The spectrum of colours ranged from red to grey and the meanings varied from ‘escort work’ to ‘anything goes’. If you wore your hanky in your left pocket, that signalled you were a “bottom” or submissive, and the right pocket was symbolic of you being a “top” or more dominant.
- The Carabiner
The humble carabiner has recently also become popularised through TikTok and Instagram coupled with the trend of wearing more utility wear.
Though seemingly modern, the use of the carabiner can be traced into historical lesbian culture. In a piece for Slate, Christina Cauterucci, argues that the carabiner “is one of the most enduring sartorial symbols of lesbian culture, one of the few stereotypes of our kind that’s both inoffensive and true”. She isn’t the only one to think that the carabiner has become emblematic of lesbian culture - in 2018, Natalia Joseph wrote an article called ‘4 Carabiners to Let That Guy in your Econ Lecture Know You’re Not Interested’ in which she wrote that “the only women who wear [carabiners] are either rock climbers or massive lesbians”.
Our own Meshy + Ruched Midi Dress
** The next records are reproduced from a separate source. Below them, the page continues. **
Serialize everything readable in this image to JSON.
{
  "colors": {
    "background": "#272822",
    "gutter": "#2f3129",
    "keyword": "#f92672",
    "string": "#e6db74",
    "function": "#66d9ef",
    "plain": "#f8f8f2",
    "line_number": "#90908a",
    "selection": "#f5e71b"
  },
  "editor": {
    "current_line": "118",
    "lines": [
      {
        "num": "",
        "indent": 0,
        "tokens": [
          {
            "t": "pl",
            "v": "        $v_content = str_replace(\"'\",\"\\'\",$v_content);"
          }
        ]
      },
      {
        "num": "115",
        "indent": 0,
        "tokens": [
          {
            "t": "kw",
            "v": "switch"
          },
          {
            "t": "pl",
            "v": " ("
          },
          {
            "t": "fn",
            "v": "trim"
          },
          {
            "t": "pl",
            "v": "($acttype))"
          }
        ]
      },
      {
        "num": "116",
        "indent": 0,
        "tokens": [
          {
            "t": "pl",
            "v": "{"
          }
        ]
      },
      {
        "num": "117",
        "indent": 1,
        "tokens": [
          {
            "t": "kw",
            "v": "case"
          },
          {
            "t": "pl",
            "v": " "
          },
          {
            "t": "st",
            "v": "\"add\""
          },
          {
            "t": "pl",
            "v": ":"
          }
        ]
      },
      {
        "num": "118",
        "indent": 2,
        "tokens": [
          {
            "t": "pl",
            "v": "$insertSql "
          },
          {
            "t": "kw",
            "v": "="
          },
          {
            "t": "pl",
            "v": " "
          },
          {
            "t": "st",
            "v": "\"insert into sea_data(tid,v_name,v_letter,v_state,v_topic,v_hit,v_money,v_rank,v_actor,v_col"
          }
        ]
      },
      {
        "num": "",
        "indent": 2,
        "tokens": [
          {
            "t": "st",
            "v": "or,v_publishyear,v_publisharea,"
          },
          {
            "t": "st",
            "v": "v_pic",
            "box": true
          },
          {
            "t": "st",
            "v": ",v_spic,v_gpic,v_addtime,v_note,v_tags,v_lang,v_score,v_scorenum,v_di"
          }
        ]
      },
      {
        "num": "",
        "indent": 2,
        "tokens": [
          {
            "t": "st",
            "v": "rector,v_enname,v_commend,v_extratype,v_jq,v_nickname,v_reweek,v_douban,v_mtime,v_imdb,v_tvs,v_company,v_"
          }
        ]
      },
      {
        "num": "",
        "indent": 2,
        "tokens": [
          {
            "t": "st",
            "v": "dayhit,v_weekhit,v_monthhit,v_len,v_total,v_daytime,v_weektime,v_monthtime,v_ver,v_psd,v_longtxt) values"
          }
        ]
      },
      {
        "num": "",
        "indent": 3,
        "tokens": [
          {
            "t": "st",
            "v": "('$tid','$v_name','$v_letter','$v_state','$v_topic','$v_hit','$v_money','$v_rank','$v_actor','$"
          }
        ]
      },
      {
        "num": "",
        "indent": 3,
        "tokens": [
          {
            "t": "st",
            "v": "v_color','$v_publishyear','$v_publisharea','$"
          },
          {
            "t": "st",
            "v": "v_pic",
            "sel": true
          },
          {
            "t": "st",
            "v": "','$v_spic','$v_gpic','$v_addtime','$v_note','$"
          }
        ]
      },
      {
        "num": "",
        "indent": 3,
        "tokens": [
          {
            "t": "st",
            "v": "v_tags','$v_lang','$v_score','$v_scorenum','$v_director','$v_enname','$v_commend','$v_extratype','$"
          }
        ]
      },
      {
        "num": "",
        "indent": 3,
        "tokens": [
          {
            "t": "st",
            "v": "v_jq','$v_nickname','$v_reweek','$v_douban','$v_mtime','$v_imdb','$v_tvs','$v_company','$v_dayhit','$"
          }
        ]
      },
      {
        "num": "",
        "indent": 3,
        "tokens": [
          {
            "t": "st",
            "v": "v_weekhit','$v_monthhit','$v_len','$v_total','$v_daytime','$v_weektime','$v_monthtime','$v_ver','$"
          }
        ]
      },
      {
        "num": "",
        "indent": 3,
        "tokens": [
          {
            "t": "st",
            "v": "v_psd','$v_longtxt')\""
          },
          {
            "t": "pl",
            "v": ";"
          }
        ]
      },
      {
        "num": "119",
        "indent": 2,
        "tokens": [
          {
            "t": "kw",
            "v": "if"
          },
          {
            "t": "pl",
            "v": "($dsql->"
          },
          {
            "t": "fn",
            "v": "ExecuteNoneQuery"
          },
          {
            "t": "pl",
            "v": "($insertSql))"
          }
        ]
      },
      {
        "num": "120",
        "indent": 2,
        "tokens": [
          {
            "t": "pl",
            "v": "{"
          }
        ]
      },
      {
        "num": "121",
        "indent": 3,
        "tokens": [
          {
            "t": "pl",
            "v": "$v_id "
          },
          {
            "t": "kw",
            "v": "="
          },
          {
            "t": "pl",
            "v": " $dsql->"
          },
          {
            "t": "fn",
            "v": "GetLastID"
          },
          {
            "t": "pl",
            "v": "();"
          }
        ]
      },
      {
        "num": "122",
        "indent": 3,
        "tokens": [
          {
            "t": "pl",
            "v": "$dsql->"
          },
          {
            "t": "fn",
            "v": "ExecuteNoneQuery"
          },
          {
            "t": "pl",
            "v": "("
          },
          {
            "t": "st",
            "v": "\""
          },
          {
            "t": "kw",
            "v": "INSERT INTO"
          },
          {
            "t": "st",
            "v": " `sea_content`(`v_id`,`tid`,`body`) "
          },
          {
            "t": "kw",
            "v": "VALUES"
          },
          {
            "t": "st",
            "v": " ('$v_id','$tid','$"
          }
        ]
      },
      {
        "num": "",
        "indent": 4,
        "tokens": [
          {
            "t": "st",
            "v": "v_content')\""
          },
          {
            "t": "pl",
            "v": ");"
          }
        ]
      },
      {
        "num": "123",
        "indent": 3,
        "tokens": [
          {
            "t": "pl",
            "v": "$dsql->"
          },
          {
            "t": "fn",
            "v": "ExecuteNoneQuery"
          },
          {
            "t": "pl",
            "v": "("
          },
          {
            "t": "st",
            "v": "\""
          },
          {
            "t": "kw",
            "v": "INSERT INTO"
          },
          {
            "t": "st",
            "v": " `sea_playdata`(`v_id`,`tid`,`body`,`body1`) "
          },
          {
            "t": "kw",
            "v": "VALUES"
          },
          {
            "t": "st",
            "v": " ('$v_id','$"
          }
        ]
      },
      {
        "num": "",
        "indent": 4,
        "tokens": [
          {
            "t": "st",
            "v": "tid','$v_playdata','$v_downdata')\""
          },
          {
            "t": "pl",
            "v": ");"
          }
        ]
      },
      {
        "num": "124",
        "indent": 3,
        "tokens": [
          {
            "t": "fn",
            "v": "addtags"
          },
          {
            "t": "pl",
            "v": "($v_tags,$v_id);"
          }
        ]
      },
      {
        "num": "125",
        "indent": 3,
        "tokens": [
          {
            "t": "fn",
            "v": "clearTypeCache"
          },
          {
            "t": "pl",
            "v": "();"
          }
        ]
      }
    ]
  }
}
The far-reaching influence of the ballroom scene even penetrated into the way models, well, model. Voguing is a style of dance that was a big part of the performances that took place in the ballrooms. It was spread to the masses by Madonna in the 90s with her hit ‘Vogue’. She was taught how to vogue by dancers from the House of Harlem in New York and her visuals included attires that were worn in the ballroom, which also brought that style of dressing into mainstream fashion. But the specific mode of movement that voguing involves came to shape modelling as we know it.
Though these are only a few of the influences that queer aesthetics have had on fashion, as attitudes towards queer people change, so will the use, appropriation and style of queer fashion in the mainstream. In a few years’ time saying “yass queen” might be ‘out’ again, but maybe something else taken from queer culture might replace it. As mentioned, an essential part of queer aesthetics is non-conformity and openness to individuality, so I am looking forward to seeing the new and exciting ways of experimenting with style that (likely BIPOC) queer people will come up with in the future.
If you are into experimenting with your style, but don’t want the environmental cost, check out how OWF can allow you to dip your toes into trying some of these queer styles here.